Holy Rollers: Justin Bieber and Chance the Rapper Top Song Charts with Holy

Holy Rollers: Justin Bieber and Chance the Rapper Top Song Charts with Holy

This weekend, Justin Bieber and Chance the Rapper released “Holy,” a song that speaks to the personal and spiritual crises that many face during the current economic and health crises. The song relied on their Christian faith to send a message of hope and love, and reinforced their dedication to religiously-inspired music that connects hip-hop, pop, and gospel. While this may seem like a risky gamble in a musical culture dominated by secular themes, “Holy” has been a tremendous success in the day since it was released on this past Friday, September 18.

According to Music Maven’s proprietary technology, which provides the most current and accurate data on the performance of all artists and songs in daily music charts, “Holy” is now the Most Streamed and Highest Earning Song. “Holy” has also raised Justin Bieber to near the top of the artist charts, third after the late Juice WRLD and Pop Smoke.

On the first day after its release, “Holy” quickly rose to the top of the song charts with 6.1M streams and $9.5K. That is a significant feat because it doubled the song that has been dominant since its release on August 7, “WAP,” by Cardi B featuring Megan Thee Stallion, now with 3.1M streams. “Holy” moved “WAP” to second place in both streams and revenue.

The theme and presentation of the two songs is a study in sharp contrasts.
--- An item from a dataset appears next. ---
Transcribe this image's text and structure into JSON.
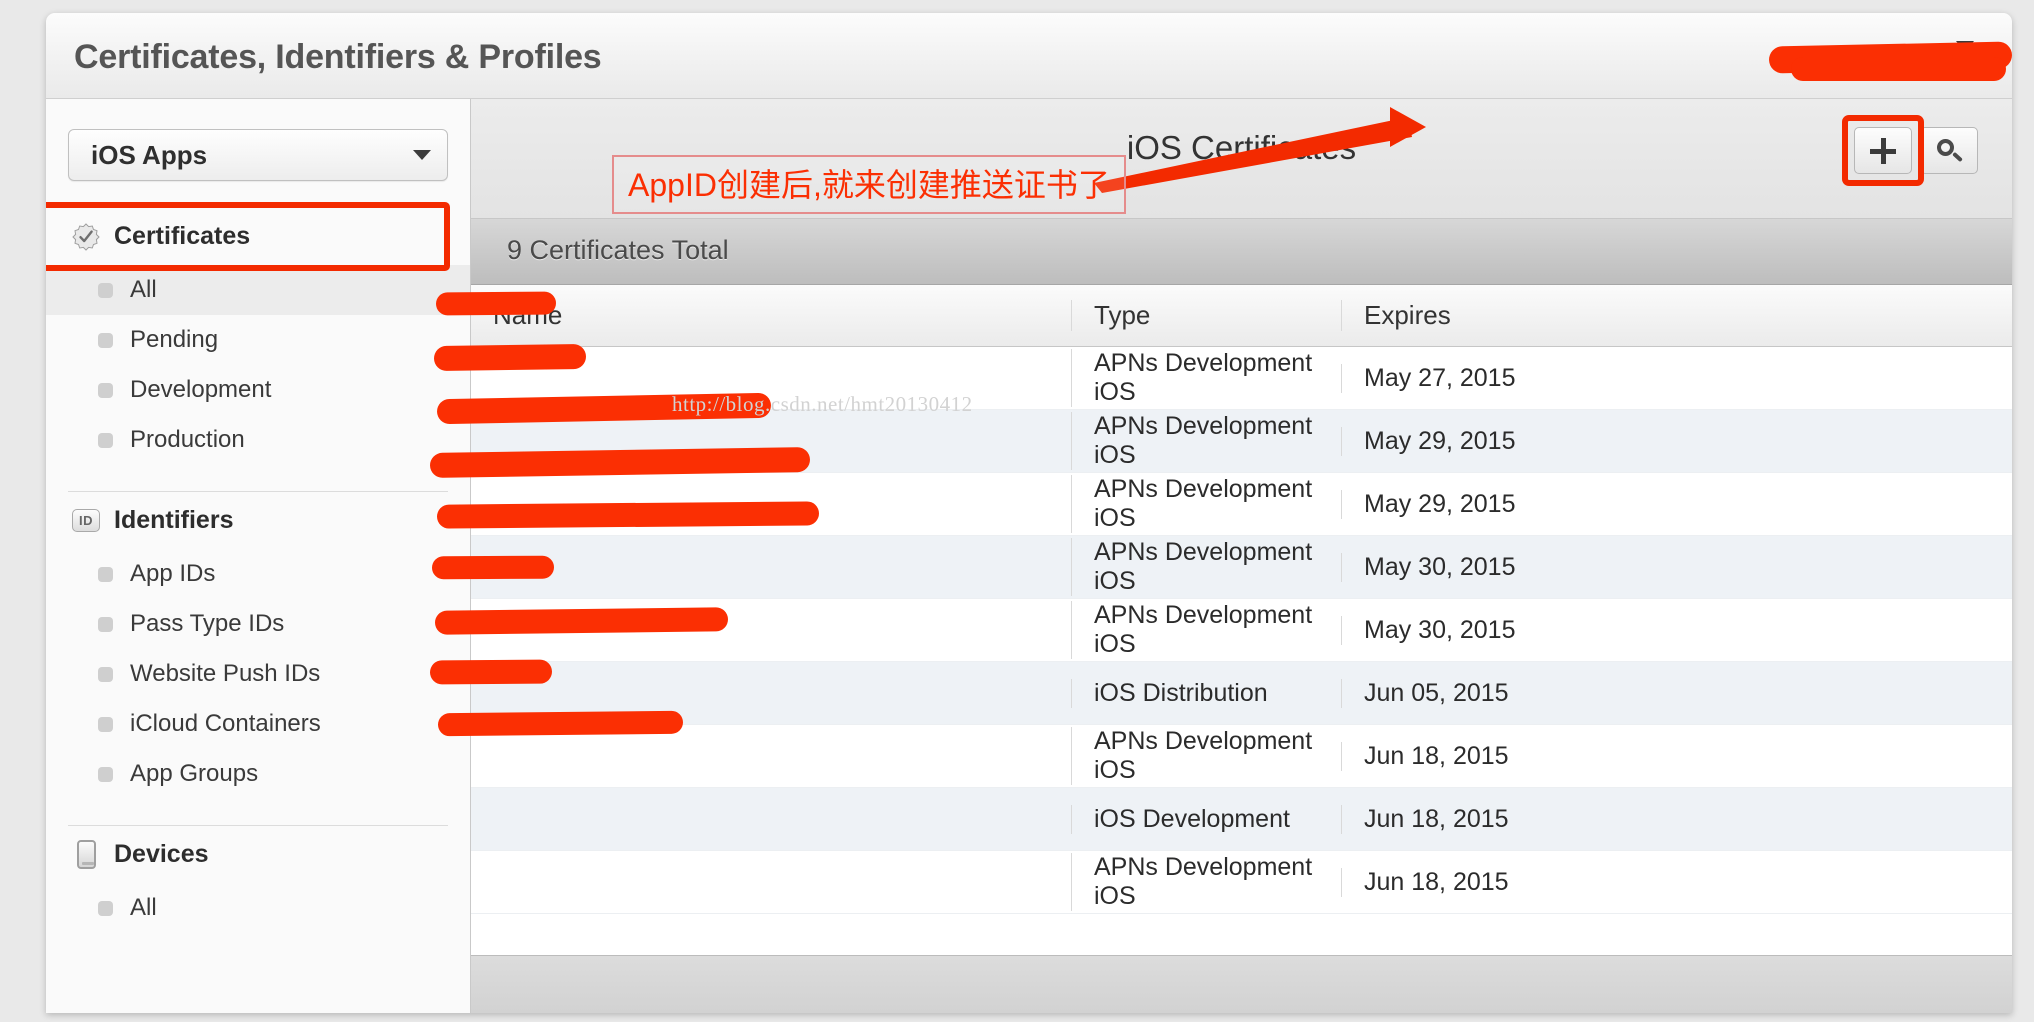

While “WAP” is a rollercoaster celebration of sensuality and worldly pleasure by two female rappers, “Holy” is a relaxed celebration of religious spirituality as a solution to material pain by two male performers in the guise of holy rollers. While you probably will not hear “WAP” played at Sunday Service, “Holy” is Church music that could easily be covered by a gospel choir and find approval by those at worship in their Sunday Best.

In some ways comparable to Kanye West’s invocation of spirit in his Sunday Service Choir, his Jesus is King album from last year, and his single from this past summer, “Wash Us in the Blood,” featuring Travis Scott, the Bieber-Chance collaboration on “Holy” is unabashed about rhythms and lyrics with specifically religious themes. The song’s popularity is also proof that such music and themes have a very wide listenership, at least when released by artists with extremely high musical recognition and appeal.
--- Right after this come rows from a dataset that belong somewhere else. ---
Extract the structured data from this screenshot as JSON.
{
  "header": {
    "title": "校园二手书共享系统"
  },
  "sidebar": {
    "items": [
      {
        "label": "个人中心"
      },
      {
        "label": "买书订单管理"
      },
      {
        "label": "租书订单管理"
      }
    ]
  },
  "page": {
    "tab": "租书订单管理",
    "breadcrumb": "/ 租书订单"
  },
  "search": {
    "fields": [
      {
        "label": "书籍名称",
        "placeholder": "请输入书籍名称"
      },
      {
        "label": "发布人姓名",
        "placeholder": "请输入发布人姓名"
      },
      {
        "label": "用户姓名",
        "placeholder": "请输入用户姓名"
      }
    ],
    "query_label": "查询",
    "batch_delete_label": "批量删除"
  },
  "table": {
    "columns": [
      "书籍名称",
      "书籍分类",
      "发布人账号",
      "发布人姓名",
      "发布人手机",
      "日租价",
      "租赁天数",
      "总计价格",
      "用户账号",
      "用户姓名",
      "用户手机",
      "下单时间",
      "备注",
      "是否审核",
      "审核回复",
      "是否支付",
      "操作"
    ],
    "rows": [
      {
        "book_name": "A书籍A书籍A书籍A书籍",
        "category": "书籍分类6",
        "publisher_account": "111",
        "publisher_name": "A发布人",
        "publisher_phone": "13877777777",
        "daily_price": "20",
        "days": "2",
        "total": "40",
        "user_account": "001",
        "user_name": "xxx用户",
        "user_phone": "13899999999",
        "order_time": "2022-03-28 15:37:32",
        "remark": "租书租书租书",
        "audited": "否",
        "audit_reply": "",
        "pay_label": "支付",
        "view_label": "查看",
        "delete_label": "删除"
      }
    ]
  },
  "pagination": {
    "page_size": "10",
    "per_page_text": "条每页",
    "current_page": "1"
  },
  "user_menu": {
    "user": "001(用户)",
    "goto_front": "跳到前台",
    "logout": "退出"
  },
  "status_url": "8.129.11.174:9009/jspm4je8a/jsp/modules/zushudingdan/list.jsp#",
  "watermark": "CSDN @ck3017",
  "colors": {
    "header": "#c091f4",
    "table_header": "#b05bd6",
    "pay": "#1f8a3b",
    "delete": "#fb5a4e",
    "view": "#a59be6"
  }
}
This does not come out of nowhere. Justin Bieber and Chance the Rapper have publicly defined and defended their Christian commitments, including through their music. Bieber was raised as an evangelical Christian, and was baptized six years ago by a Pentecostal minister affiliated with Hillsong, a megachurch based in Australia. Chance the Rapper has long performed with gospel choirs, integrated religious themes into his music, and considers himself a Christian rapper. Both Bieber and Chance have become close friends with Kanye West, and both have performed with this Sunday Service Choir. They may represent a trend among some of the most successful artists towards explicitly Christian pop music.

The video of the song is just as important for understanding the song’s success. With over 19M views on YouTube since its release, it is now the third most trending video on the platform. This means that far more have seen the video than streamed the song on audio-only.

The video for “Holy” features Bieber as a young oil worker and his partner, played by Ryan Destiny, a health care worker who serves the elderly in assisted living. After the local oil plant is shut down, Bieber’s character is laid off, then evicted with Destiny’s character from their motel. They are then left to roam the streets homeless, until a uniformed serviceman played by Wilmer Valderrama picks them up and welcomes them to his home and family for a warm meal. They hold hands, pray, and break bread. This strengthens the love between Bieber’s and Destiny’s characters, and gives them hope.

With unemployment, including those on Pandemic Unemployment Assistance, in the tens of millions, many can relate to the music video’s scenes. The song and video both provide a poignant reminder of the human toll of this economic crisis. The song’s simultaneous portrayal of a spiritual search and offering of a religious solution helps explain why “Holy” is now the top song in the nation.

By Vince, September 20, 2020